▶ [WHAT TO PRODUCE]
Retype the following data exactly, but leave its pictures out.

▶ [PROVIDED INFORMATION]
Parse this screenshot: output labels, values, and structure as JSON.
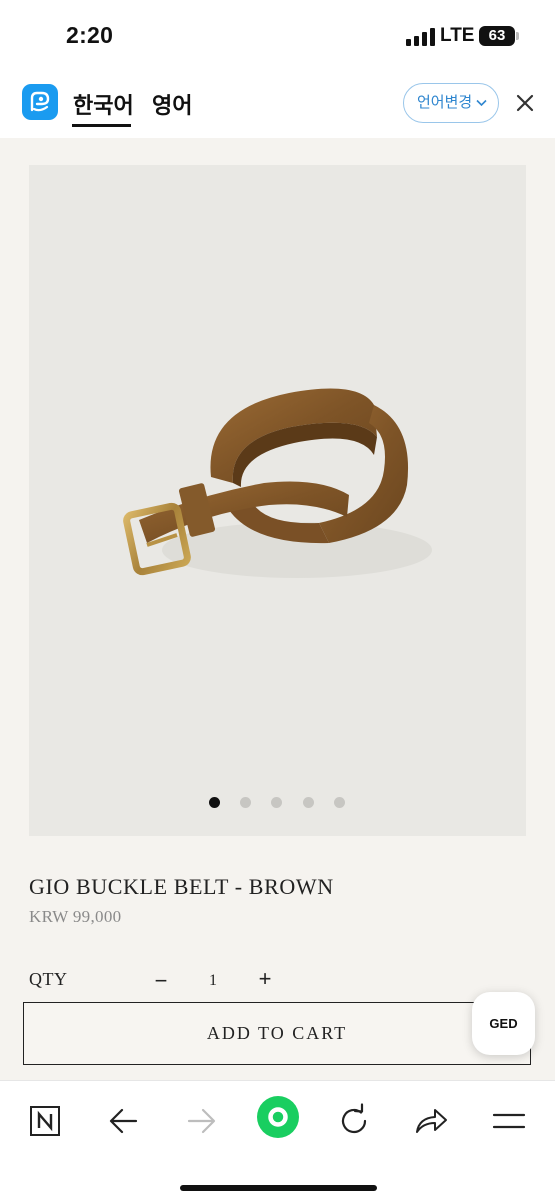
{
  "status_bar": {
    "time": "2:20",
    "network": "LTE",
    "battery": "63"
  },
  "translate_bar": {
    "language_tabs": [
      {
        "label": "한국어",
        "selected": true
      },
      {
        "label": "영어",
        "selected": false
      }
    ],
    "change_language_label": "언어변경",
    "accent_color": "#1a9bf0",
    "icons": {
      "logo": "papago-icon",
      "close": "close-icon",
      "dropdown": "chevron-down-icon"
    }
  },
  "product": {
    "title": "GIO BUCKLE BELT - BROWN",
    "price": "KRW 99,000",
    "image_count": 5,
    "active_image_index": 0,
    "qty_label": "QTY",
    "qty_minus": "−",
    "qty_value": "1",
    "qty_plus": "+",
    "add_to_cart_label": "ADD TO CART",
    "floating_badge": "GED"
  },
  "browser_toolbar": {
    "buttons": [
      "naver-home-icon",
      "back-arrow-icon",
      "forward-arrow-icon",
      "green-dot-icon",
      "reload-icon",
      "share-icon",
      "menu-icon"
    ]
  }
}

▶ [RESULT]
Parse this screenshot: output labels, values, and structure as JSON.
{
  "status_bar": {
    "time": "2:20",
    "network": "LTE",
    "battery": "63"
  },
  "translate_bar": {
    "language_tabs": [
      {
        "label": "한국어",
        "selected": true
      },
      {
        "label": "영어",
        "selected": false
      }
    ],
    "change_language_label": "언어변경",
    "accent_color": "#1a9bf0",
    "icons": {
      "logo": "papago-icon",
      "close": "close-icon",
      "dropdown": "chevron-down-icon"
    }
  },
  "product": {
    "title": "GIO BUCKLE BELT - BROWN",
    "price": "KRW 99,000",
    "image_count": 5,
    "active_image_index": 0,
    "qty_label": "QTY",
    "qty_minus": "−",
    "qty_value": "1",
    "qty_plus": "+",
    "add_to_cart_label": "ADD TO CART",
    "floating_badge": "GED"
  },
  "browser_toolbar": {
    "buttons": [
      "naver-home-icon",
      "back-arrow-icon",
      "forward-arrow-icon",
      "green-dot-icon",
      "reload-icon",
      "share-icon",
      "menu-icon"
    ]
  }
}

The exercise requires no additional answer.